David Dreman summarized his investment philosophy as the following:
Psychological biases tend to interfere with sound investment decisions, but investors who understand these biases can prevent them from affecting their own judgment and can profit from the biases in others.
To prevent the biases from affecting your own decisions:
Don’t be influenced by a hot performance record. Don’t rely solely on the specific situation, but take into account prior probabilities of similar situations. Don’t be seduced by recent rates of investment return for individual stocks when they deviate sharply from past norms; use long-term stock characteristics. Don’t expect the strategy you adopt to prove a quick success To profit from the biases of others: Favor stocks that are out-of-favor with the market as indicated by low price- earnings ratios. Universe of stocks Large and medium-sized companies, which offer a level of stability and staying power.
Criteria for initial consideration:
Buy low price-earnings ratio stocks: those that are among the bottom 40% of stocks ranked by price-earnings ratio and have ratios below that of the S&P 500. Hold equal amounts of 15 to 20 stocks that are in 10 to 12 different industries for diversification.
The stock should provide a high dividend yield that can be maintained or, preferably, raised. The company should have a strong financial position: high ratios of current assets relative to current liabilities; low debt as a percentage of equity; and low payout ratios (dividends per share divided by earnings per share). The company should have favorable operating conditions, such as high returns on equity and high pretax profit margins relative to others in the industry. The company should have a higher rate of earnings growth than the S&P 500 both in the recent past and projected one year down the road.
In assessing earnings growth, make sure to understand a company’s main line of business, its components, and which components add the most.

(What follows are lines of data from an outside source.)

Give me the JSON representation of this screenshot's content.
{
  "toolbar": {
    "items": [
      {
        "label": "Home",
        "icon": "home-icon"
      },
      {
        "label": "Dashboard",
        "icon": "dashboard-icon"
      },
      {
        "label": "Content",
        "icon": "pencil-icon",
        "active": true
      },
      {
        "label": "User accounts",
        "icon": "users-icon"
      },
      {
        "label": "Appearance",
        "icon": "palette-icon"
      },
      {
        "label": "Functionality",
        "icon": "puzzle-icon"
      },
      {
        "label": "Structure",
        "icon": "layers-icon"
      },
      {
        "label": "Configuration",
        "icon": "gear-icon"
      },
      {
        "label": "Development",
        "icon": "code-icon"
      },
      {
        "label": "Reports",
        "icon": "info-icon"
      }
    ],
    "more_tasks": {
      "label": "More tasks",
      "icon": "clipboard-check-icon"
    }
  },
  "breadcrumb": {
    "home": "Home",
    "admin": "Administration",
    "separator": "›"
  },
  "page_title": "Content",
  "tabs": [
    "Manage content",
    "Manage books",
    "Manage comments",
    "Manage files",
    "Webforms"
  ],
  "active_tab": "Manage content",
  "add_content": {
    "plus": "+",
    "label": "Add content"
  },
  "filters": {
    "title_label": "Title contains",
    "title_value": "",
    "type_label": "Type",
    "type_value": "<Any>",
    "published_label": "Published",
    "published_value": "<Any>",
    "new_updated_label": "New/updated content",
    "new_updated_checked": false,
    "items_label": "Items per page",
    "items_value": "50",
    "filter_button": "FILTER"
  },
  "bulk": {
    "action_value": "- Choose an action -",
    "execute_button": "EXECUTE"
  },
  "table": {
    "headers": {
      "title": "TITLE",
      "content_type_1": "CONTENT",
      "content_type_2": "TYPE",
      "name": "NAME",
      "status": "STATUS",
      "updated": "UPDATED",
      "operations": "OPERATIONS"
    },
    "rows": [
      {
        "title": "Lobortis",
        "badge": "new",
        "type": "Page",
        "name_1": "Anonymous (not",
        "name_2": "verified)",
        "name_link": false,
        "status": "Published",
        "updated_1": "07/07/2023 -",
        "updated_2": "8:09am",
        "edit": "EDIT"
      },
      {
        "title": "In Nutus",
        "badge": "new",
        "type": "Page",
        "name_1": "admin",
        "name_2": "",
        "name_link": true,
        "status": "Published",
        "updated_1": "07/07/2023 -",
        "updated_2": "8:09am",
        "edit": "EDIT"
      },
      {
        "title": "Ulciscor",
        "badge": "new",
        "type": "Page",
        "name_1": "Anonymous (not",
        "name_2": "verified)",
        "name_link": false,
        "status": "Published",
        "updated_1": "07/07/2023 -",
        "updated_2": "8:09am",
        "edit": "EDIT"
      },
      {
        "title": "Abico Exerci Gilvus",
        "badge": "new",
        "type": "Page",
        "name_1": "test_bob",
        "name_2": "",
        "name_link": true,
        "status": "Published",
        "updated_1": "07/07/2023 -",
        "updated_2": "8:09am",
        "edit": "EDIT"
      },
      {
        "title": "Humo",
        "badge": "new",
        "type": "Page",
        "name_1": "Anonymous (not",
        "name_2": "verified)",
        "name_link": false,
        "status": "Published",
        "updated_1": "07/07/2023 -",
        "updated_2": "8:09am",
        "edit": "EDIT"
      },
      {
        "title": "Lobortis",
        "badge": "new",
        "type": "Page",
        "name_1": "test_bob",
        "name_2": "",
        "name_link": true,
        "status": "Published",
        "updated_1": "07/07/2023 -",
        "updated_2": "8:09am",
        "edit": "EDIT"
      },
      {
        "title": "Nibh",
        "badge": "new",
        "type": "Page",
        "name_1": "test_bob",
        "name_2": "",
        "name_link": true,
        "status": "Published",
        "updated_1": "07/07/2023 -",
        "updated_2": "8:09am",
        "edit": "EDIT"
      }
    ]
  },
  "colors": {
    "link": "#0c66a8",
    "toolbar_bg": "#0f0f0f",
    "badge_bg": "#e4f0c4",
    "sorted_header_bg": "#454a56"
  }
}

When making an assessment of the general direction of earnings, use conservative earnings estimates. For “high-rollers”: Buy stocks that show a loss, but be sure of a company’s financial strength, and that the company’s assessment of the reason for the loss is sound, and it is taking steps to fix the problem. In addition, use only a small portion of your portfolio for this strategy. Stock monitoring and when to sell
Portfolios should contain at least 12 to 15 stocks for adequate diversification, but portfolios should be kept to a manageable size. Stocks should be sold when their price-earnings ratios approach that of the overall market, regardless of how favorable prospects look. However, stocks that reach high ratios solely because of an earnings decline should not be sold, since the price drop is likely an overreaction to the earnings decline. When stocks are sold, they should be replaced with low price-earnings ratio stocks.
You can substitute better stocks for ones you already own, but do so selectively and avoid overtrading. Use a two-year holding period as a test to weed out stocks that aren’t going anywhere: If a stock has not done as well as the overall market over the two-year time period, sell it and replace it. Sell a stock if you see management behaving badly or acting only in its own self- interest.